◆ Task requirements ◆
Copy every line from the records below that carries the word "delta".

◆ ◆ ◆

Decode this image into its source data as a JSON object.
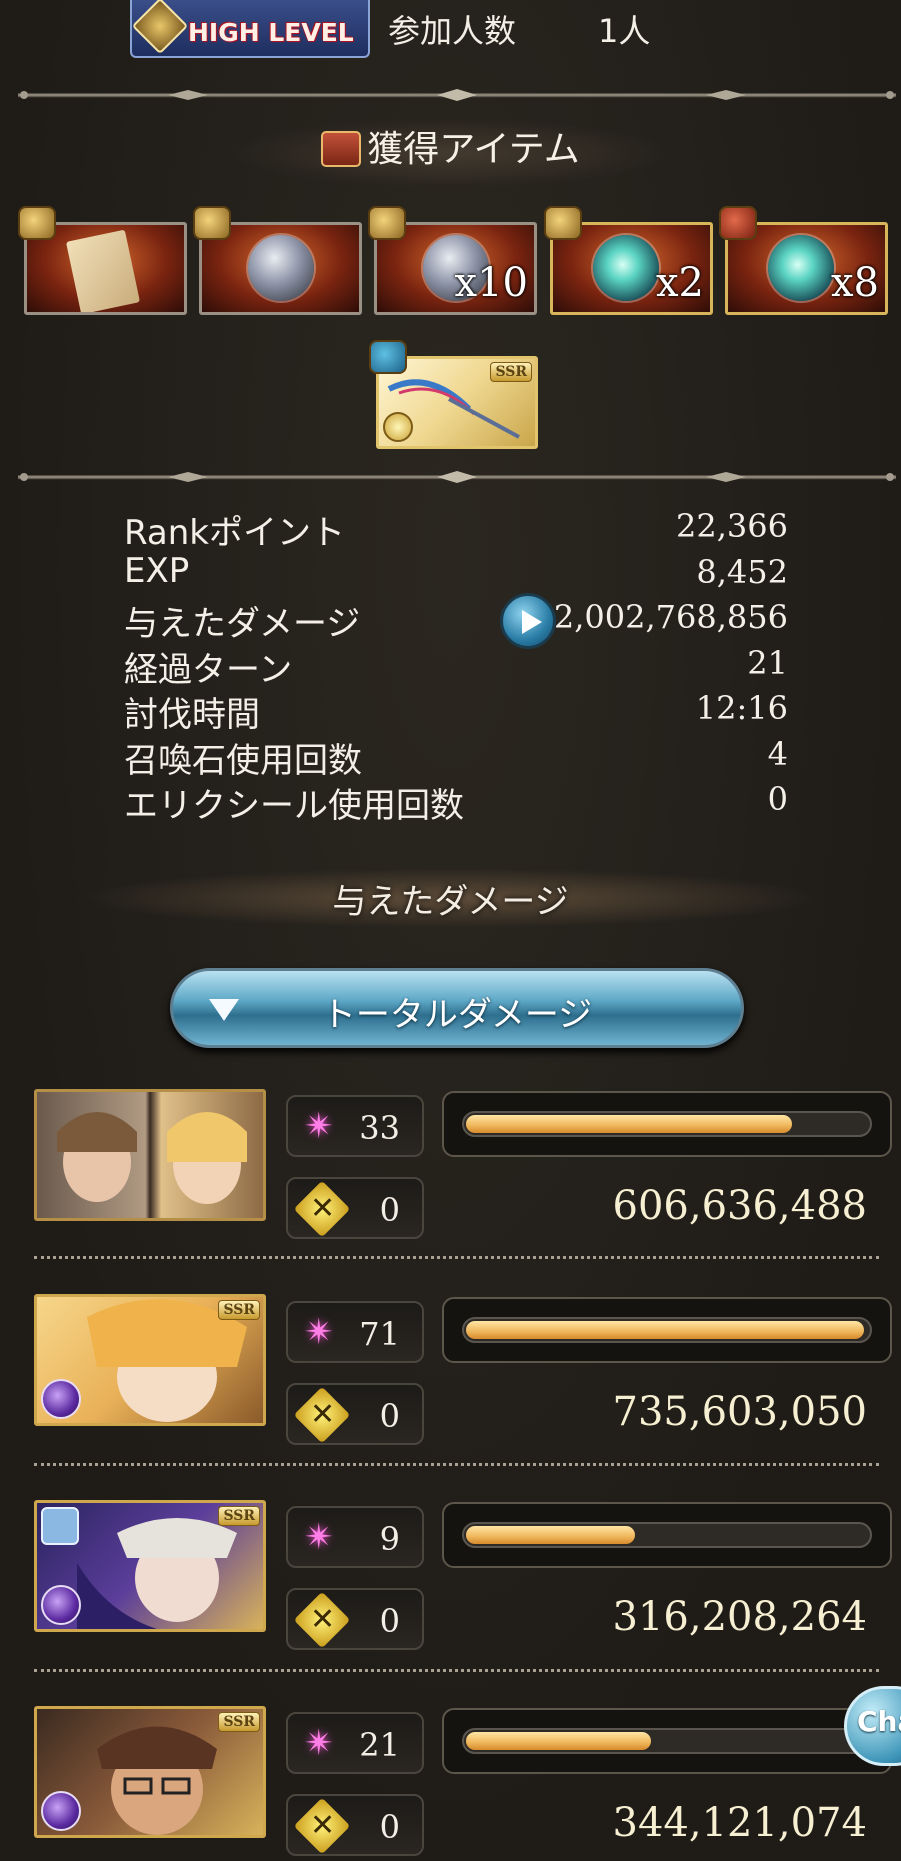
{
  "header": {
    "badge_text": "HIGH LEVEL",
    "participants_label": "参加人数",
    "participants_value": "1人"
  },
  "items_section": {
    "title": "獲得アイテム",
    "items": [
      {
        "name": "scroll",
        "qty": ""
      },
      {
        "name": "silver-orb",
        "qty": ""
      },
      {
        "name": "silver-orb",
        "qty": "x10"
      },
      {
        "name": "green-orb",
        "qty": "x2"
      },
      {
        "name": "green-orb",
        "qty": "x8"
      }
    ],
    "weapon_badge": "SSR"
  },
  "stats": [
    {
      "label": "Rankポイント",
      "value": "22,366"
    },
    {
      "label": "EXP",
      "value": "8,452"
    },
    {
      "label": "与えたダメージ",
      "value": "2,002,768,856"
    },
    {
      "label": "経過ターン",
      "value": "21"
    },
    {
      "label": "討伐時間",
      "value": "12:16"
    },
    {
      "label": "召喚石使用回数",
      "value": "4"
    },
    {
      "label": "エリクシール使用回数",
      "value": "0"
    }
  ],
  "damage_section": {
    "title": "与えたダメージ",
    "dropdown_label": "トータルダメージ"
  },
  "characters": [
    {
      "ssr": "",
      "skills": "33",
      "ougi": "0",
      "damage": "606,636,488",
      "bar_fraction": 0.81
    },
    {
      "ssr": "SSR",
      "skills": "71",
      "ougi": "0",
      "damage": "735,603,050",
      "bar_fraction": 0.99
    },
    {
      "ssr": "SSR",
      "skills": "9",
      "ougi": "0",
      "damage": "316,208,264",
      "bar_fraction": 0.42
    },
    {
      "ssr": "SSR",
      "skills": "21",
      "ougi": "0",
      "damage": "344,121,074",
      "bar_fraction": 0.46
    }
  ],
  "chat_button": "Cha",
  "colors": {
    "background": "#221f1a",
    "bar_fill": "#efb55a",
    "skill_star": "#ff7fe8",
    "accent_blue": "#5ea8c7"
  }
}
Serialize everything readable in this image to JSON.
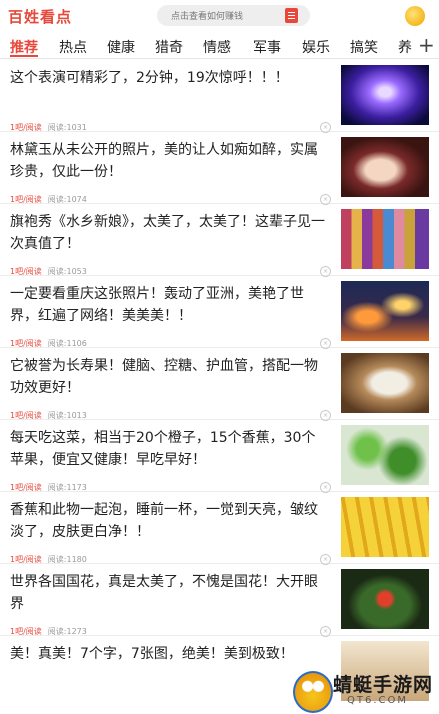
{
  "header": {
    "logo": "百姓看点",
    "search_placeholder": "点击查看如何赚钱"
  },
  "tabs": [
    "推荐",
    "热点",
    "健康",
    "猎奇",
    "情感",
    "军事",
    "娱乐",
    "搞笑",
    "养"
  ],
  "feed": [
    {
      "title": "这个表演可精彩了，2分钟，19次惊呼！！！",
      "source": "1吧/阅读",
      "reads": "阅读:1031",
      "thumb": "purple-performance-photo"
    },
    {
      "title": "林黛玉从未公开的照片，美的让人如痴如醉，实属珍贵，仅此一份！",
      "source": "1吧/阅读",
      "reads": "阅读:1074",
      "thumb": "portrait-photo"
    },
    {
      "title": "旗袍秀《水乡新娘》，太美了，太美了！这辈子见一次真值了！",
      "source": "1吧/阅读",
      "reads": "阅读:1053",
      "thumb": "qipao-show-photo"
    },
    {
      "title": "一定要看重庆这张照片！轰动了亚洲，美艳了世界，红遍了网络！美美美！！",
      "source": "1吧/阅读",
      "reads": "阅读:1106",
      "thumb": "chongqing-night-photo"
    },
    {
      "title": "它被誉为长寿果！健脑、控糖、护血管，搭配一物功效更好！",
      "source": "1吧/阅读",
      "reads": "阅读:1013",
      "thumb": "walnut-photo"
    },
    {
      "title": "每天吃这菜，相当于20个橙子，15个香蕉，30个苹果，便宜又健康！早吃早好！",
      "source": "1吧/阅读",
      "reads": "阅读:1173",
      "thumb": "greens-photo"
    },
    {
      "title": "香蕉和此物一起泡，睡前一杯，一觉到天亮，皱纹淡了，皮肤更白净！！",
      "source": "1吧/阅读",
      "reads": "阅读:1180",
      "thumb": "bananas-photo"
    },
    {
      "title": "世界各国国花，真是太美了，不愧是国花！大开眼界",
      "source": "1吧/阅读",
      "reads": "阅读:1273",
      "thumb": "flower-photo"
    },
    {
      "title": "美！真美！7个字，7张图，绝美！美到极致！",
      "source": "",
      "reads": "",
      "thumb": "landscape-photo"
    }
  ],
  "watermark": {
    "name": "蜻蜓手游网",
    "url": "QT6.COM"
  },
  "colors": {
    "accent": "#e8483c"
  }
}
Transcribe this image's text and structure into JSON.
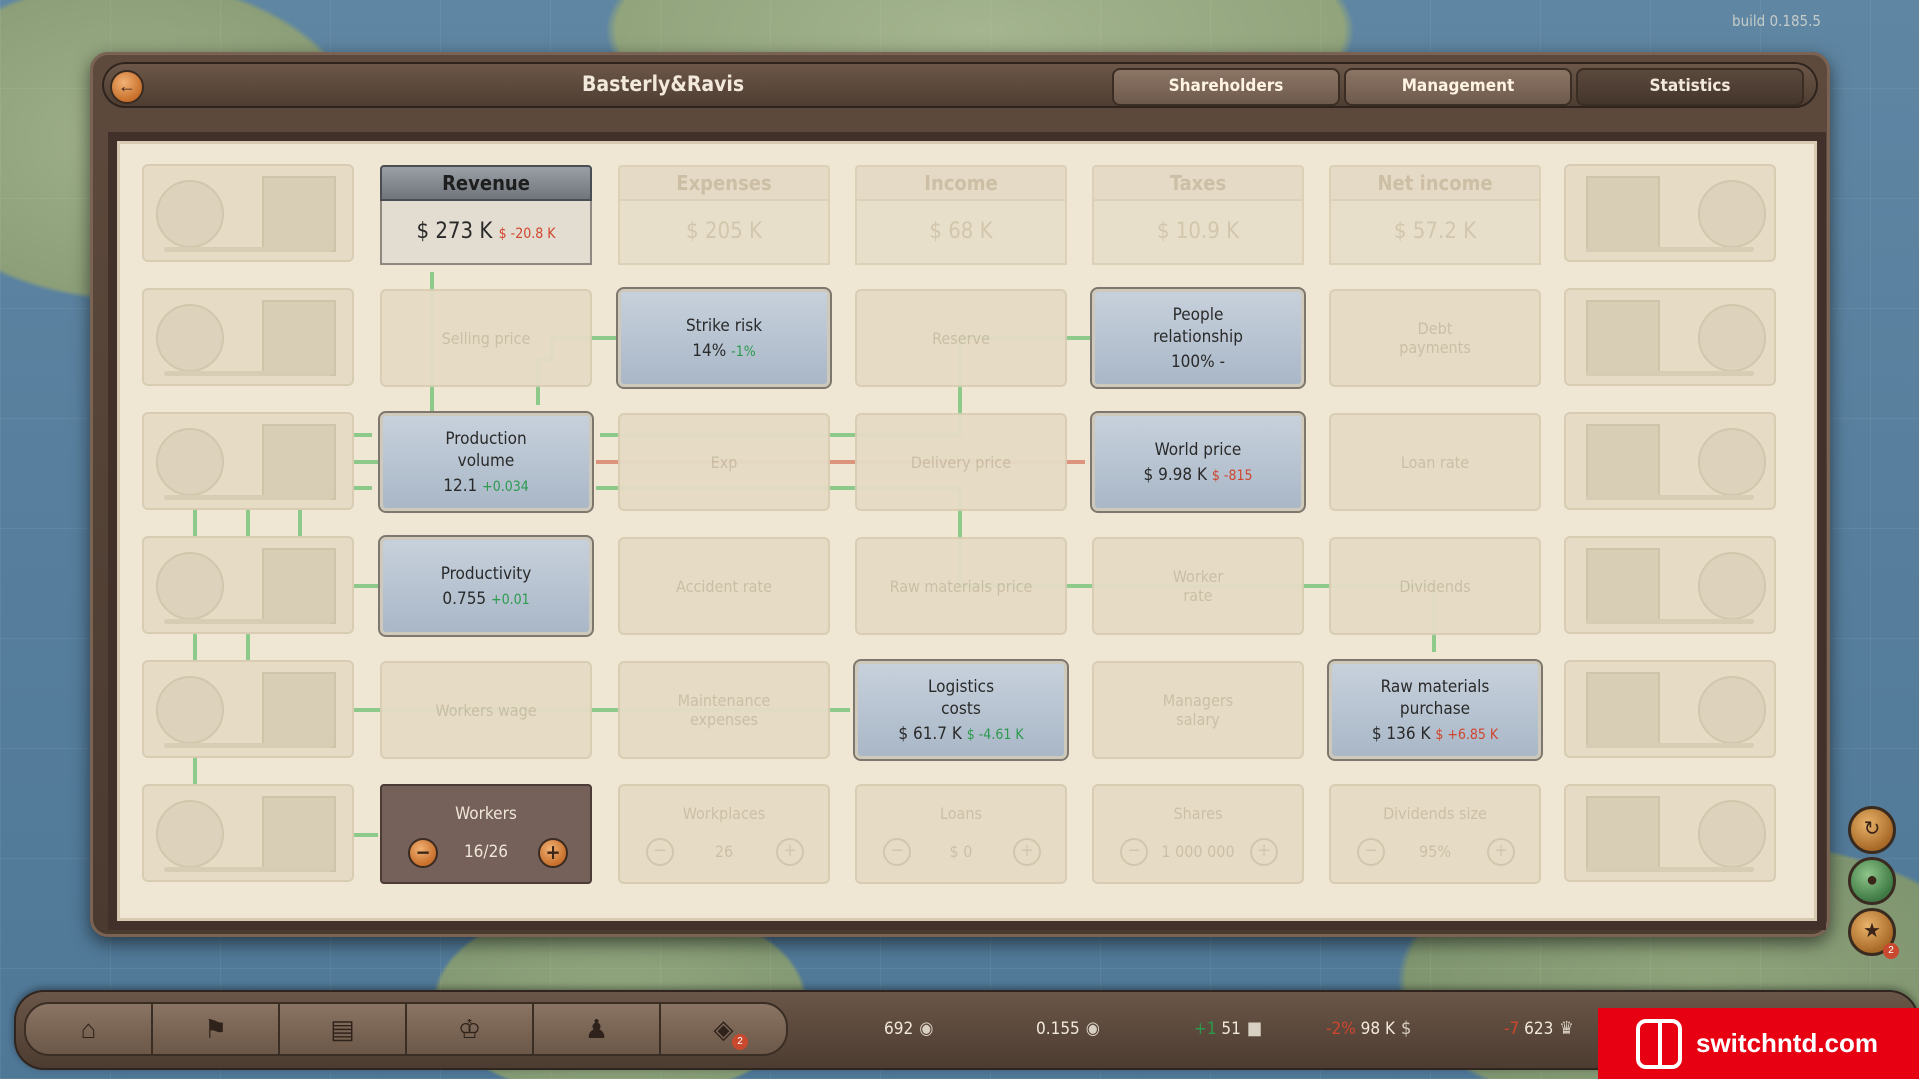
{
  "build": "build 0.185.5",
  "company": "Basterly&Ravis",
  "tabs": [
    "Shareholders",
    "Management",
    "Statistics"
  ],
  "top_row": [
    {
      "title": "Revenue",
      "value": "$ 273 K",
      "delta": "$ -20.8 K",
      "active": true
    },
    {
      "title": "Expenses",
      "value": "$ 205 K",
      "active": false
    },
    {
      "title": "Income",
      "value": "$ 68 K",
      "active": false
    },
    {
      "title": "Taxes",
      "value": "$ 10.9 K",
      "active": false
    },
    {
      "title": "Net income",
      "value": "$ 57.2 K",
      "active": false
    }
  ],
  "cards": {
    "selling_price": "Selling price",
    "strike_risk": {
      "title": "Strike risk",
      "value": "14%",
      "delta": "-1%"
    },
    "reserve": "Reserve",
    "people_relationship": {
      "title": "People relationship",
      "value": "100% -"
    },
    "debt_payments": "Debt payments",
    "production_volume": {
      "title": "Production volume",
      "value": "12.1",
      "delta": "+0.034"
    },
    "exp": "Exp",
    "delivery_price": "Delivery price",
    "world_price": {
      "title": "World price",
      "value": "$ 9.98 K",
      "delta": "$ -815"
    },
    "loan_rate": "Loan rate",
    "productivity": {
      "title": "Productivity",
      "value": "0.755",
      "delta": "+0.01"
    },
    "accident_rate": "Accident rate",
    "raw_materials_price": "Raw materials price",
    "worker_rate": "Worker rate",
    "dividends": "Dividends",
    "workers_wage": "Workers wage",
    "maintenance_expenses": "Maintenance expenses",
    "logistics_costs": {
      "title": "Logistics costs",
      "value": "$ 61.7 K",
      "delta": "$ -4.61 K"
    },
    "managers_salary": "Managers salary",
    "raw_materials_purchase": {
      "title": "Raw materials purchase",
      "value": "$ 136 K",
      "delta": "$ +6.85 K"
    }
  },
  "workers": {
    "title": "Workers",
    "value": "16/26"
  },
  "steppers": [
    {
      "title": "Workplaces",
      "value": "26"
    },
    {
      "title": "Loans",
      "value": "$ 0"
    },
    {
      "title": "Shares",
      "value": "1 000 000"
    },
    {
      "title": "Dividends size",
      "value": "95%"
    }
  ],
  "bottom": {
    "nav_icons": [
      "factory-icon",
      "map-icon",
      "government-icon",
      "trophy-icon",
      "agent-icon",
      "research-icon"
    ],
    "research_badge": "2",
    "stats": [
      {
        "value": "692",
        "icon": "coins-icon"
      },
      {
        "value": "0.155",
        "icon": "coins-icon"
      },
      {
        "delta": "+1",
        "value": "51",
        "icon": "hat-icon"
      },
      {
        "delta": "-2%",
        "value": "98 K",
        "icon": "dollar-icon"
      },
      {
        "delta": "-7",
        "value": "623",
        "icon": "crown-icon"
      }
    ],
    "side_badge": "2"
  },
  "watermark": "switchntd.com",
  "colors": {
    "link_green": "#7cc47f",
    "link_red": "#d9866f",
    "accent": "#c86f2b"
  }
}
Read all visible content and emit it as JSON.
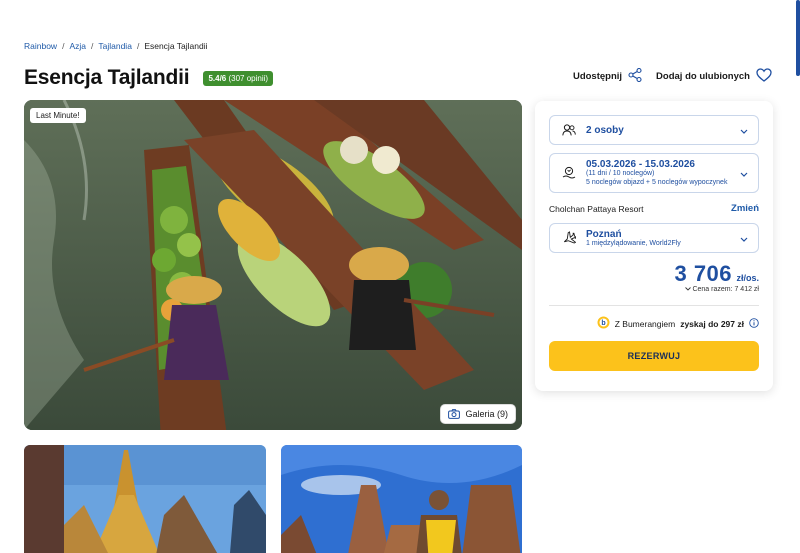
{
  "breadcrumb": {
    "items": [
      "Rainbow",
      "Azja",
      "Tajlandia"
    ],
    "separator": "/",
    "current": "Esencja Tajlandii"
  },
  "header": {
    "title": "Esencja Tajlandii",
    "rating": "5.4/6",
    "opinions": "(307 opinii)",
    "share_label": "Udostępnij",
    "favorite_label": "Dodaj do ulubionych"
  },
  "hero": {
    "badge": "Last Minute!",
    "gallery_label": "Galeria (9)",
    "icon": "camera-icon"
  },
  "booking": {
    "persons": "2 osoby",
    "dates_main": "05.03.2026 - 15.03.2026",
    "dates_sub1": "(11 dni / 10 noclegów)",
    "dates_sub2": "5 noclegów objazd + 5 noclegów wypoczynek",
    "hotel": "Cholchan Pattaya Resort",
    "change_label": "Zmień",
    "departure": "Poznań",
    "departure_sub": "1 międzylądowanie, World2Fly",
    "price": "3 706",
    "currency": "zł/os.",
    "total_label": "Cena razem: 7 412 zł",
    "bumerang_prefix": "Z Bumerangiem",
    "bumerang_bold": "zyskaj do 297 zł",
    "reserve_label": "REZERWUJ"
  },
  "colors": {
    "accent_blue": "#1f4fa0",
    "rating_green": "#3f8f2f",
    "button_yellow": "#fcc21b"
  }
}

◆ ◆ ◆

◆ Response ◆
      "delta": "$ -20.8 K",
      "delta": "-1%"
      "delta": "+0.034"
      "delta": "$ -815"
      "delta": "+0.01"
      "delta": "$ -4.61 K"
      "delta": "$ +6.85 K"
        "delta": "+1",
        "delta": "-2%",
        "delta": "-7",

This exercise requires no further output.